Due to this, the amount of data that needs to be stored through a data center has rapidly gained as well. Scalability is often included during planning. But in order to accommodate the exponential growth in data, a data center must plan for eventual IoT integration.
Systems and Security
IoT integration will require data collection done through sensors with embedded systems technology in order to manage and direct them. It will also require RFID tags, IoT analytics as a means of analysis, and decision making through a human intervention based on results and AI machine learning.
Deploying IoT into data centers will create the need for more stringent security requirements. This is due to the increased cyber threat that targets IT landscapes. These threats might compromise the data center infrastructure because of the many networked IoT devices. The many devices used to access data makes data centers more susceptible to breach of privacy. Malicious actors may be able to gain access to networks through the vast availability of new smart devices. A foreign attacker may be able to shut down machines, configure them to overheat or overload, steal sensitive data, and many more. A hacker may also be able to extract data transmitted from the IoT sensors to look for sensitive details. This can be used for blackmail and extortion.
While cybersecurity cannot be completely solved, using the necessary and appropriate security measures can fend off attackers. It can be done through data encryption, access controls, strong authorization, and advanced AI tools to monitor and audit security.
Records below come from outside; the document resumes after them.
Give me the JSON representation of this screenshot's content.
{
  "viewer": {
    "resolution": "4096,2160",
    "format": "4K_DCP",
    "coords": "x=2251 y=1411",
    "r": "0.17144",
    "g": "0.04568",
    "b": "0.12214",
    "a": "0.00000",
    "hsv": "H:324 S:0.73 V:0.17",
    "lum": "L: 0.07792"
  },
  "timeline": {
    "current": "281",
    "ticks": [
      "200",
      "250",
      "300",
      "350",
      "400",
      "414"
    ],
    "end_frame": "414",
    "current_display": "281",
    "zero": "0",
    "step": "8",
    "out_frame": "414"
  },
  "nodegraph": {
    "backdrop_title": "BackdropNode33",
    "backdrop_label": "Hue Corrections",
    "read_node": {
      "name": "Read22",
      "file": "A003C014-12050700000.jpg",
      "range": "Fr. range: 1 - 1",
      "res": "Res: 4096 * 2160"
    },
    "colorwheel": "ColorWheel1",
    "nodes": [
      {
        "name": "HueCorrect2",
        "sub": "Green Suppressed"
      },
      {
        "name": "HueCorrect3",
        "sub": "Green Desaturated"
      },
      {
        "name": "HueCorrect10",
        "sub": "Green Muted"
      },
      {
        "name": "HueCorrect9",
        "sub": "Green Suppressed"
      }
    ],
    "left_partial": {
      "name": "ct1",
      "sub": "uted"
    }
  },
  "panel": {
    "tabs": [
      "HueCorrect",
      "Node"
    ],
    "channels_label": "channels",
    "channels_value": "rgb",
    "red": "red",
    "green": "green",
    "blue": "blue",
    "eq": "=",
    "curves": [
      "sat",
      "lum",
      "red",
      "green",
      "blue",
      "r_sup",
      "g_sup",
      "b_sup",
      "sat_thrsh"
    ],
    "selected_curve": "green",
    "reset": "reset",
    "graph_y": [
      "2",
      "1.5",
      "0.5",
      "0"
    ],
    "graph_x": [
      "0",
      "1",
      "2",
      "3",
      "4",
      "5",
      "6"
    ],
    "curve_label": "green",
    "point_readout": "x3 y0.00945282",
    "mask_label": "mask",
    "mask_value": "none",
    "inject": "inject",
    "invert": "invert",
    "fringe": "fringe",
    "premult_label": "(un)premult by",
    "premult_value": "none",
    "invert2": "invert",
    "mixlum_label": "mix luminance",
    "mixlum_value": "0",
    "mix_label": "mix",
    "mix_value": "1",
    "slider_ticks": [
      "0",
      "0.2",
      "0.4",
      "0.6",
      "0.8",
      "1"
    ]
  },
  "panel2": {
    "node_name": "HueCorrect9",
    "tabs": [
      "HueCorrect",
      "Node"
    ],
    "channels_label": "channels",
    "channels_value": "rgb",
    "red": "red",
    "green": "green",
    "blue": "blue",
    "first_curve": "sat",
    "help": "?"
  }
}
Medium-level bandwidth requirements are often utilized for most data centers in order to access data. However, since the IoT will increase the number of connections, data centers need to undergo drastic enhancements in order to cater to the growing demand. This is another example of how IoT is changing the data center.
Data traditionally flows outward from a centralized data center to enterprises. It is now being reversed since IoT will bring about large quantities of data made up of smaller data packets due to individual devices connecting to data centers. This will then increase inbound data center bandwidth requirements in order to process and store massive amounts of small message sensor data.
Scaling of storage architecture
The configuration of storage and servers may be affected as a result of the increased storage requirement. A distributed structure should be adopted in order to increase efficiency in storage and access. The lifecycle of data centers often ranges from 10 to 15 years across the industry. During this period, the data center must be able to undergo scalable expansion. It must also be able to keep up with up to three new generations of IT infrastructure. In order to stay agile, it is important to understand the capabilities of these infrastructural components.
IoT data coming from multiple locations could pose difficulties with regard to storage solutions of a single location data center. This might lead to an evolution towards a centralized location of a collection of connected data centers.
The detailed backup data utilized in the current landscape may no longer be viable. This is because of the high amount of storage requirements and the needed network bandwidth. A selective backup should be done instead with a carefully and specifically planned frequency in conducting backup operation sessions.